Terms of Reference of the External Review of Legal Aid in Newfoundland and Labrador
A comprehensive review of legal aid in Newfoundland and Labrador shall be undertaken and a report submitted to the Department of Justice within three months of retention. The review will examine the cost-effectiveness of the delivery of legal aid services in ensuring that the residents of the province have access to justice. The review should consider:
· The development of the current staff/certificate model;
· Review and analysis of the current staff/certificate model including:
o Workload: Solicitor, Management, Administrative;

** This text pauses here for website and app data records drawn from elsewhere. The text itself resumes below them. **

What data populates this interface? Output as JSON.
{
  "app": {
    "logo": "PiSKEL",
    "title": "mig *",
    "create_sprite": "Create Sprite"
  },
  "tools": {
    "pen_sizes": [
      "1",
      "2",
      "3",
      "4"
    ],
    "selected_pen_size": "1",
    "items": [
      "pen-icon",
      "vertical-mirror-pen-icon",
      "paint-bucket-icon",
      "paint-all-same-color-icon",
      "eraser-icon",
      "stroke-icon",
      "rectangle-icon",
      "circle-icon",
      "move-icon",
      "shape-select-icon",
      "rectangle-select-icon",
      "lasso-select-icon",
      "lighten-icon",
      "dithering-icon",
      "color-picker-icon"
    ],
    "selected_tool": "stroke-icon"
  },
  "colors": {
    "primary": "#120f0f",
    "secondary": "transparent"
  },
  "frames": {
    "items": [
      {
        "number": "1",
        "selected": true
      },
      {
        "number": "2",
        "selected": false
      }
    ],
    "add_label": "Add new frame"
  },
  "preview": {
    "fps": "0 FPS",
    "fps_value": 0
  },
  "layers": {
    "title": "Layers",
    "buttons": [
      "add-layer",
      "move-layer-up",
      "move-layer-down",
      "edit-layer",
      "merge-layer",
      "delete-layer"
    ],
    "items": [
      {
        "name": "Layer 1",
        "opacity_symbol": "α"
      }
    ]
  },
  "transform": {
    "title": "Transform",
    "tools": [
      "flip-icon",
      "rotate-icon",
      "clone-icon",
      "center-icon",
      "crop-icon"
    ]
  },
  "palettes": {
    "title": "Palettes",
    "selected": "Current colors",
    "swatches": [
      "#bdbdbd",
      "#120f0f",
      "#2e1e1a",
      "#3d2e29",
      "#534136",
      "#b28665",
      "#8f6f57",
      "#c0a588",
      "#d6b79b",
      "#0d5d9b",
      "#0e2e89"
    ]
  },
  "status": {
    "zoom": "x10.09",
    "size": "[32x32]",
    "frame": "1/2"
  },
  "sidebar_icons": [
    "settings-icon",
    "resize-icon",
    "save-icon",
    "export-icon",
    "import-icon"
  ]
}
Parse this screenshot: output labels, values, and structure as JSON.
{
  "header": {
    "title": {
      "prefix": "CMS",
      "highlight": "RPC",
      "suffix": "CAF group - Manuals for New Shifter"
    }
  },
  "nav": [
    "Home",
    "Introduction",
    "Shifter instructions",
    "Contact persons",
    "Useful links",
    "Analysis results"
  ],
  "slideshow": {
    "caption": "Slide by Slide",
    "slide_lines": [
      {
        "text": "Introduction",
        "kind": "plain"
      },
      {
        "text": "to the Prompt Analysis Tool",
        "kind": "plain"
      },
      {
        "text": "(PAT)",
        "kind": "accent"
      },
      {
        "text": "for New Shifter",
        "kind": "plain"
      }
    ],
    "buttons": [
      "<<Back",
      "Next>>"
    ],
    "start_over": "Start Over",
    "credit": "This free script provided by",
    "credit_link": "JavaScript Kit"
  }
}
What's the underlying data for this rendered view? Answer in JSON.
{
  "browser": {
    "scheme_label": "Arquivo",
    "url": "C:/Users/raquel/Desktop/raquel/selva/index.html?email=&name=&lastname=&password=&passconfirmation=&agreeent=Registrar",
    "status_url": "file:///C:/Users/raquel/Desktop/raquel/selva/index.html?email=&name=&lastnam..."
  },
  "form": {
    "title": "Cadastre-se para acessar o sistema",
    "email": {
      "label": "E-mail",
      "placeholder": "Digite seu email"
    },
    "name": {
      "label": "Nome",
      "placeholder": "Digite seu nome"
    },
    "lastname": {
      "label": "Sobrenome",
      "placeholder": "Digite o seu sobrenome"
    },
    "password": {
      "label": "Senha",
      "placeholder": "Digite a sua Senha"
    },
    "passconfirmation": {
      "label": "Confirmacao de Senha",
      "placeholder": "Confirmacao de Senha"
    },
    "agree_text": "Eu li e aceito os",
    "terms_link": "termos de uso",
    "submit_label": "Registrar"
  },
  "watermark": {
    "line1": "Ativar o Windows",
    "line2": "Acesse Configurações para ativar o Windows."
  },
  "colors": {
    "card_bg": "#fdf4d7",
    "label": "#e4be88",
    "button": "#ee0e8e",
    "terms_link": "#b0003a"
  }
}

o Specific challenges to the delivery of services: geographical, cultural, and economic;
o Conflict of Interest Offices;
o Private Counsel Certificates (including the current tariff);
o Choice of Counsel mandate;
o Specialty Offices;
o Duty Counsel;
· Review and analysis of the current administrative model including;
o Management/Executive structure;
o Hiring processes, review and performance management;
o Corporate Services including Human Resources, Financial management, policy development;
· Recommendations on legal aid services that should be enhanced, maintained, or reduced.
The review shall reflect the following principles:
· The Newfoundland and Labrador Legal Aid Commission’s mission is to ensure all eligible residents of Newfoundland and Labrador and non-residents receive competent legal advice and representation;
· The Commission operates as a Crown agency at arm’s length from government;
· The Commission must be accountable to the members of the public which it serves for the quality of legal services it provides;
· The solicitors employed by the Commission must be accountable to their clients, the Law Society, and the Commission for the quality of their work and their ethical behavior;
· The management and direction of the Commission must demonstrate expertise in the law and in the legal needs of Newfoundlanders and Labradorians;
· The Legal Aid Commission staff are a valued and important component of a successful legal system; and,
· The information received by the Legal Aid Commission from people who seek and/or receive assistance from the Commission is subject to solicitor client privilege.
Biography of John Rorke
Retired Provincial Court Judge John Rorke was admitted to the Bar in Newfoundland and Labrador in 1977. He served in private practice for five years in the areas of criminal and family law and frequently represented persons covered by legal aid certificates.
From 1981 to 1989, Mr. Rorke worked as a Crown attorney for the province before being appointed as a Provincial Court Judge in Corner Brook and St. John’s responsible for handling criminal and family cases in adult and youth courts. He served as a judge until his retirement in 2007.
During his career, Mr. Rorke was twice elected to the governing body of the Law Society of Newfoundland and Labrador and also served as President of the Newfoundland Judges’ Association for several years. Since his retirement, he has served as acting Child and Youth Advocate and currently sits as a part-time commissioner with the Royal Newfoundland and Labrador Constabulary Public Complaints Commission.